I've always been a great admirer of Lynne Cohen's photographs of empty institutional spaces - sometimes of military complexes, sometimes of training facilities or classrooms or therapeutic establishments or factories - spaces that one passes through, transitional spaces, that have symbolic furnishings that are only occasionally used - like empty armchairs. Just occasionally, there's a stray dummy, or other form of human simulacrum. They are both made to look as though someone cares - at least sometimes - through the positioning of plants, or prints on the wall - but at the same time, they are profoundly sterile. They are places in which something, anything, has just happened, or is about to happen - but one can't quite tell what.

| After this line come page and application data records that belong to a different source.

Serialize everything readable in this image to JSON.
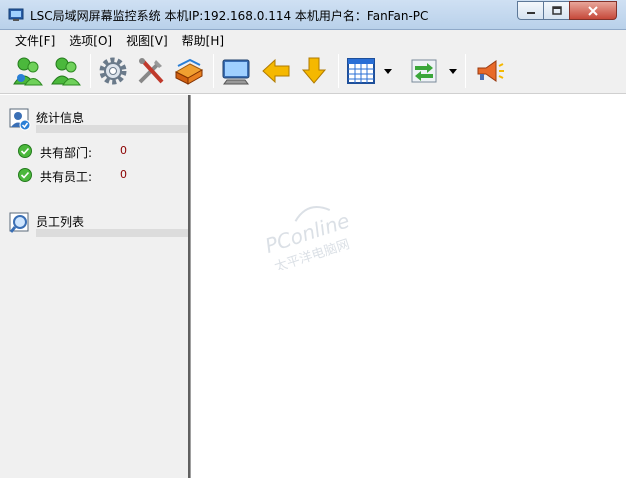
{
  "window": {
    "title": "LSC局域网屏幕监控系统    本机IP:192.168.0.114    本机用户名：FanFan-PC"
  },
  "menu": {
    "items": [
      "文件[F]",
      "选项[O]",
      "视图[V]",
      "帮助[H]"
    ]
  },
  "toolbar": {
    "icons": [
      "user-green-icon",
      "user-green-alt-icon",
      "settings-gear-icon",
      "tools-icon",
      "books-icon",
      "monitor-icon",
      "arrow-left-icon",
      "arrow-down-icon",
      "grid-layout-icon",
      "transfer-icon",
      "broadcast-icon"
    ]
  },
  "left_panel": {
    "stats_section": {
      "title": "统计信息",
      "rows": [
        {
          "label": "共有部门:",
          "value": "0"
        },
        {
          "label": "共有员工:",
          "value": "0"
        }
      ]
    },
    "employees_section": {
      "title": "员工列表"
    }
  },
  "main_panel": {
    "watermark_text": "PConline 太平洋电脑网"
  },
  "colors": {
    "titlebar": "#b9d1ea",
    "close_button": "#c6493a",
    "value_red": "#8b0000"
  }
}
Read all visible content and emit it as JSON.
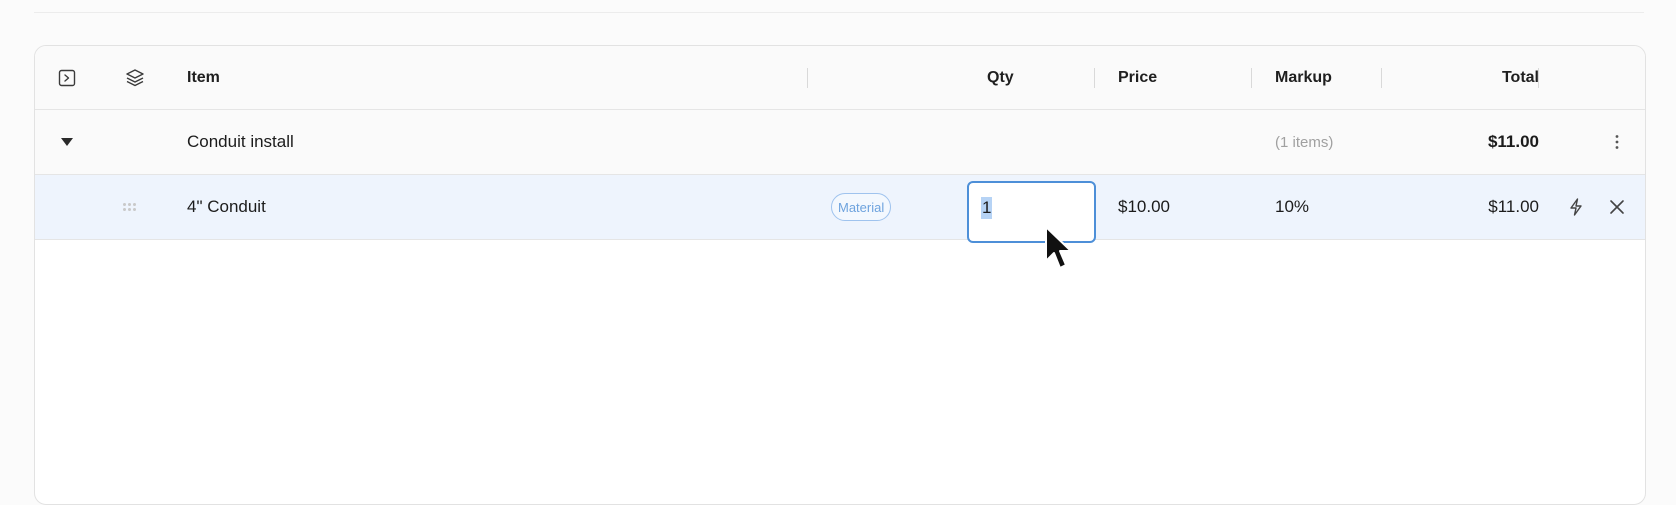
{
  "table": {
    "columns": {
      "item": "Item",
      "qty": "Qty",
      "price": "Price",
      "markup": "Markup",
      "total": "Total"
    },
    "header_icons": [
      "expand-all-icon",
      "layers-icon"
    ],
    "group": {
      "name": "Conduit install",
      "count_label": "(1 items)",
      "total": "$11.00",
      "toggle_icon": "caret-down-icon",
      "menu_icon": "more-vertical-icon"
    },
    "item": {
      "name": "4\" Conduit",
      "badge": "Material",
      "qty": "1",
      "price": "$10.00",
      "markup": "10%",
      "total": "$11.00",
      "action_icons": [
        "bolt-icon",
        "close-icon"
      ]
    }
  },
  "colors": {
    "selected_row_bg": "#eef4fd",
    "focus_border": "#4d8fd8",
    "badge_text": "#6ea3de"
  }
}
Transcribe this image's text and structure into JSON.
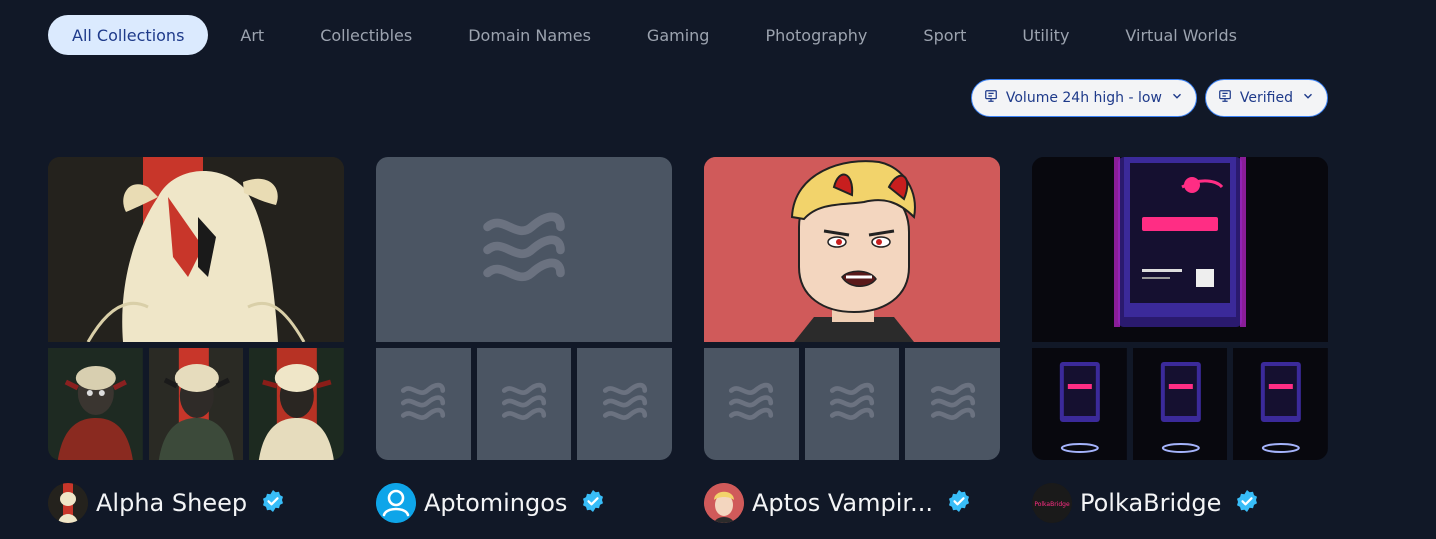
{
  "tabs": [
    {
      "label": "All Collections",
      "active": true
    },
    {
      "label": "Art"
    },
    {
      "label": "Collectibles"
    },
    {
      "label": "Domain Names"
    },
    {
      "label": "Gaming"
    },
    {
      "label": "Photography"
    },
    {
      "label": "Sport"
    },
    {
      "label": "Utility"
    },
    {
      "label": "Virtual Worlds"
    }
  ],
  "filters": {
    "sort_label": "Volume 24h high - low",
    "verified_label": "Verified"
  },
  "collections": [
    {
      "name": "Alpha Sheep",
      "verified": true
    },
    {
      "name": "Aptomingos",
      "verified": true
    },
    {
      "name": "Aptos Vampir...",
      "verified": true
    },
    {
      "name": "PolkaBridge",
      "verified": true,
      "logo_text": "PolkaBridge"
    }
  ],
  "colors": {
    "background": "#111827",
    "tab_active_bg": "#dbeafe",
    "placeholder": "#4b5563",
    "verified": "#38bdf8",
    "vampire_bg": "#d05a5a"
  },
  "icons": {
    "filter": "display-icon",
    "chevron": "chevron-down-icon",
    "placeholder": "waves-icon",
    "verified": "verified-badge-icon",
    "user": "user-icon"
  }
}
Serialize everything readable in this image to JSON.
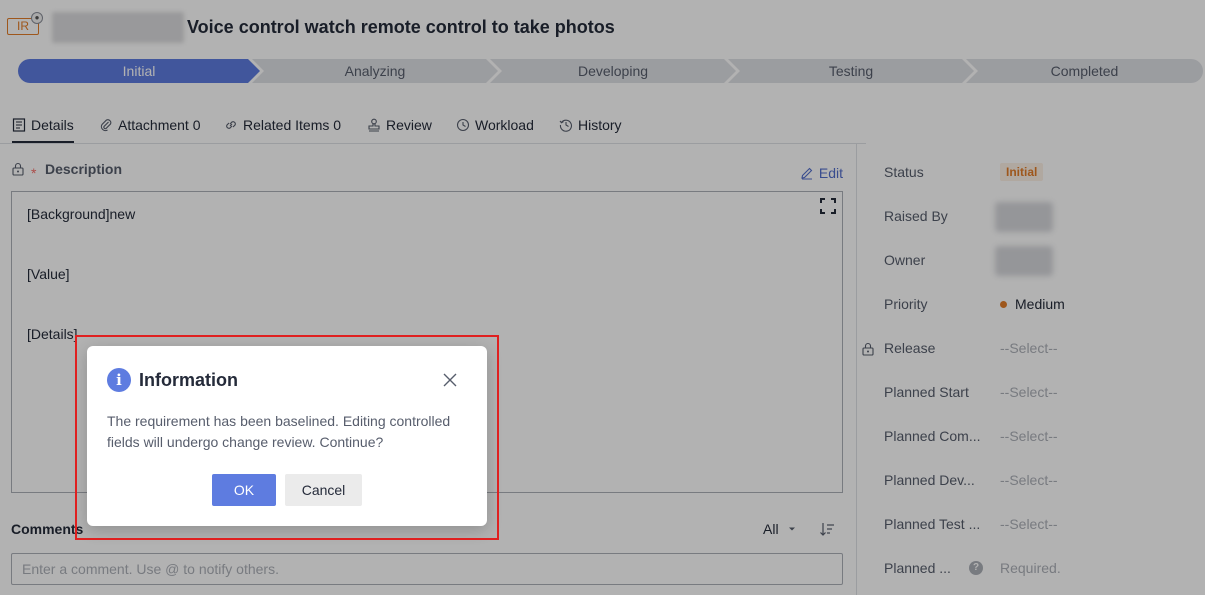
{
  "header": {
    "type_badge": "IR",
    "title": "Voice control watch remote control to take photos"
  },
  "stepper": {
    "steps": [
      {
        "label": "Initial",
        "active": true
      },
      {
        "label": "Analyzing",
        "active": false
      },
      {
        "label": "Developing",
        "active": false
      },
      {
        "label": "Testing",
        "active": false
      },
      {
        "label": "Completed",
        "active": false
      }
    ]
  },
  "tabs": [
    {
      "label": "Details",
      "icon": "document-icon"
    },
    {
      "label": "Attachment 0",
      "icon": "paperclip-icon"
    },
    {
      "label": "Related Items 0",
      "icon": "link-icon"
    },
    {
      "label": "Review",
      "icon": "stamp-icon"
    },
    {
      "label": "Workload",
      "icon": "clock-icon"
    },
    {
      "label": "History",
      "icon": "history-icon"
    }
  ],
  "description": {
    "required_mark": "*",
    "label": "Description",
    "edit_label": "Edit",
    "lines": [
      "[Background]new",
      "[Value]",
      "[Details]"
    ]
  },
  "comments": {
    "label": "Comments",
    "filter_value": "All",
    "input_placeholder": "Enter a comment. Use @ to notify others."
  },
  "fields": {
    "status": {
      "label": "Status",
      "value": "Initial",
      "required": "*"
    },
    "raised_by": {
      "label": "Raised By",
      "required": "*"
    },
    "owner": {
      "label": "Owner",
      "required": "*"
    },
    "priority": {
      "label": "Priority",
      "value": "Medium"
    },
    "release": {
      "label": "Release",
      "value": "--Select--"
    },
    "planned_start": {
      "label": "Planned Start",
      "value": "--Select--"
    },
    "planned_completion": {
      "label": "Planned Com...",
      "value": "--Select--"
    },
    "planned_dev": {
      "label": "Planned Dev...",
      "value": "--Select--"
    },
    "planned_test": {
      "label": "Planned Test ...",
      "value": "--Select--"
    },
    "planned_other": {
      "label": "Planned ...",
      "value": "Required."
    }
  },
  "dialog": {
    "title": "Information",
    "body": "The requirement has been baselined. Editing controlled fields will undergo change review. Continue?",
    "ok_label": "OK",
    "cancel_label": "Cancel"
  },
  "colors": {
    "accent": "#5e7ce0",
    "status_orange": "#e37d29",
    "required_red": "#f66f6a",
    "highlight_red": "#e02020"
  }
}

The reception desk at the National Humanities Center had just that quality when I was leaving this evening: akin to a set-up in an office catalogue, but at the same time with just a few hints that it's not utterly artificial (photographs of past classes of Fellows, for example). It's a space for people to populate with a story. Or as Cohen said in an interview for Canadian Art, “I once wrote about my work as being loaded with storytelling. Even if you know the work, it’s still always incredibly complicated. And why does it have to make sense? The images are pieces of a narrative puzzle that could be about anything. It’s totally absurd. Absurd, but it does tell a story. So the work goes back and forth; it is narrative and it isn’t.”
I went on line to hunt down this, or a similar, quotation from Cohen about the relationship that her photographs hold to narrative, and I was sadly disconcerted to find that she died back in May 2014. I don't know how I missed that: it makes all those silent empty spaces even more silent.